Take the Current When It Serves
I recently participated in a summit of supply chain and business leaders who shared the many ways they are successfully navigating the turbulent waters of global trade. Despite the headwinds, they were determined to find new supply lines and expanded market opportunities.
Determined and, yes, even optimistic about their economic future. It reminds me of a quote an old friend gave me years ago that hangs on my office door:
There is a tide in the affairs of global trade.
Which, taken at the flood, leads on to fortune;
Omitted, all the voyage of their enterprise is bound in shallows and in miseries.
On such a full sea are we now afloat,
And we must take the current when it serves,
Or lose our ventures.
Yes, I updated that a bit, with apologies to William Shakespeare. But the sentiments are the same. Although not necessarily a call to arms as in the original Julius Caesar passage, this quote recognizes how supply chain managers face known and unknown challenges—with a certainty that they can and will succeed no matter the impediments.
Trade friction? Tariffs? Protectionism? Global strife? Energy turmoil? Sustainability concerns? Government gridlock? Digital disruption of traditional distribution channels? Destruction of transportation density regimes? Increasing cultural changes? Supply chain impatience by everyone? Rapidly morphing customer preferences, demands, buying patterns, and visibility requirements? Now add the impact of artificial intelligence on evolving workflows and enterprise strategies. What kind of unknown business landscape are we sailing off to?
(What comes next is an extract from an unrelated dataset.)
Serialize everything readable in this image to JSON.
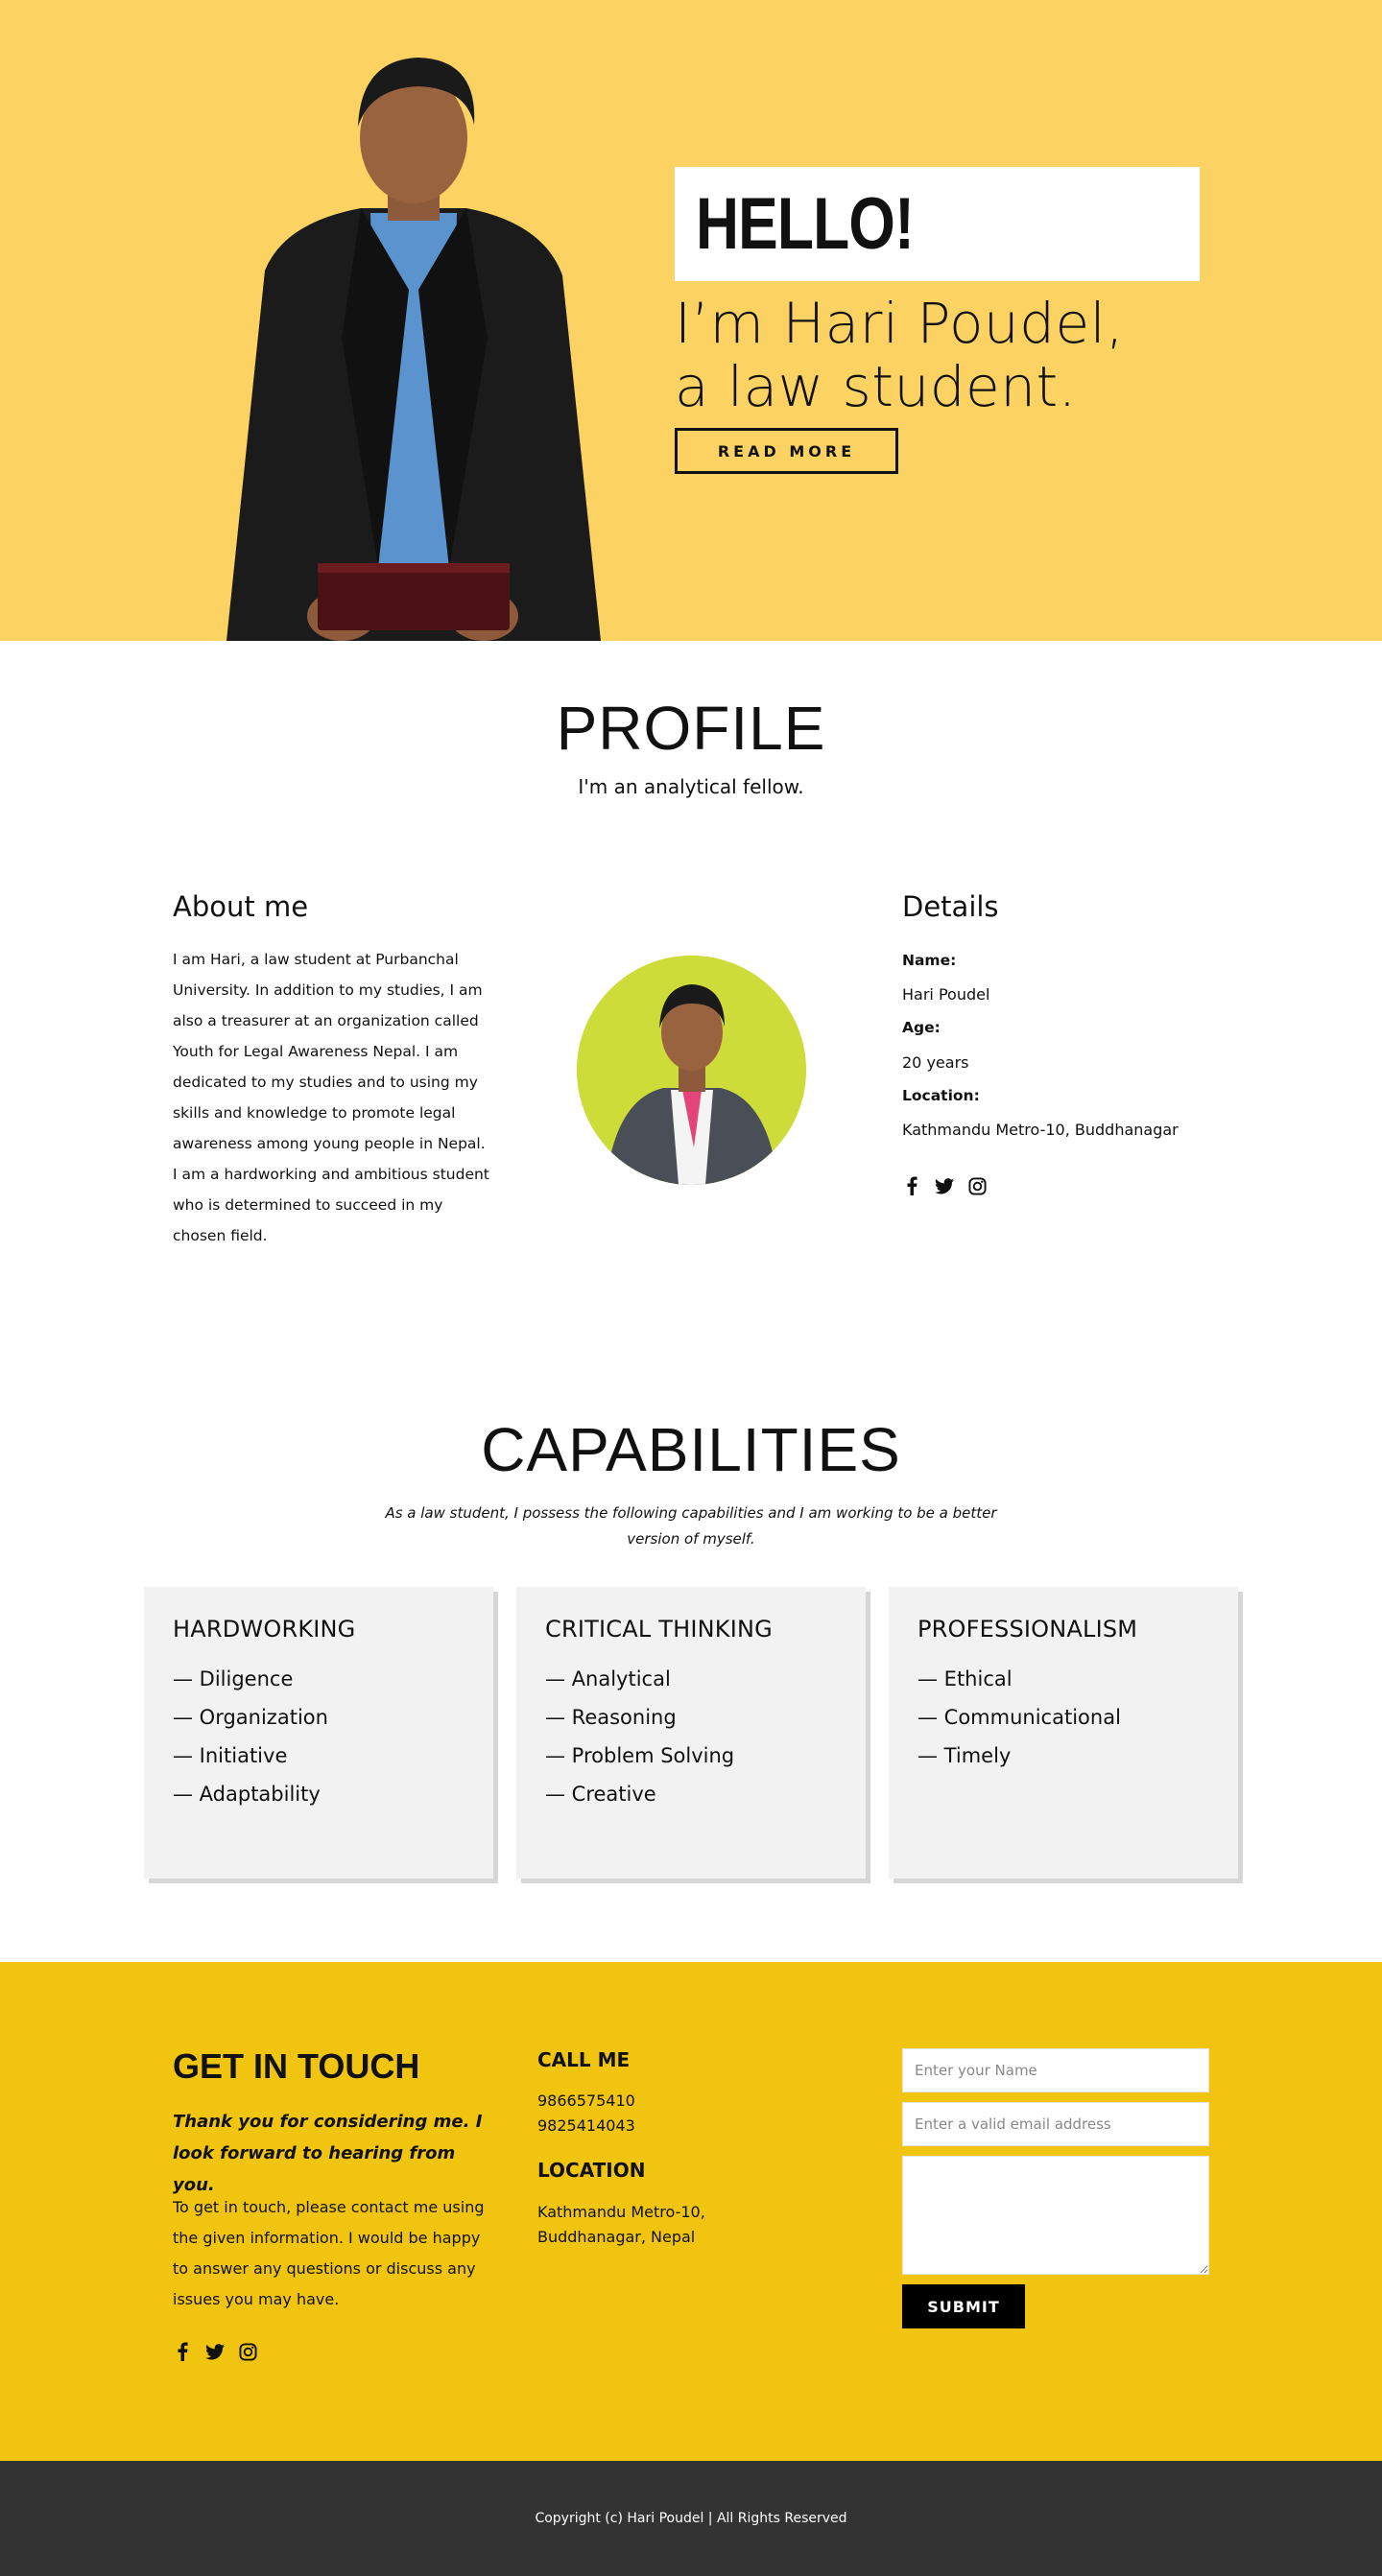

That same old friend recently gave me his last parting gift, a 1930 biography of Ferdinand Magellan by E.F. Benson. It did not take many pages before I recalled Magellan's indefatigable spirit, optimism, and accomplishment. Certain that the earth was round, Magellan led an expedition to prove he could reach the east by sailing west. That mission was the first circumnavigation of the earth.
It's hard to imagine the immensity of that trade-driven accomplishment not knowing where the tides would take him. His guide? The stars, crude charts, a dedicated team, and the certainty that he would succeed. "It is difficult for us, to whom the globe is a map for all to read, to put ourselves back to the times when far the greater part was undiscovered, but we must do that in order to understand the raging fever that heated men's blood to so noble a delirium," Benson wrote.
You are exploring too, charting a course to a future unknown. But instead of the stars you have an iPhone in your pocket, and the certainty that you will succeed.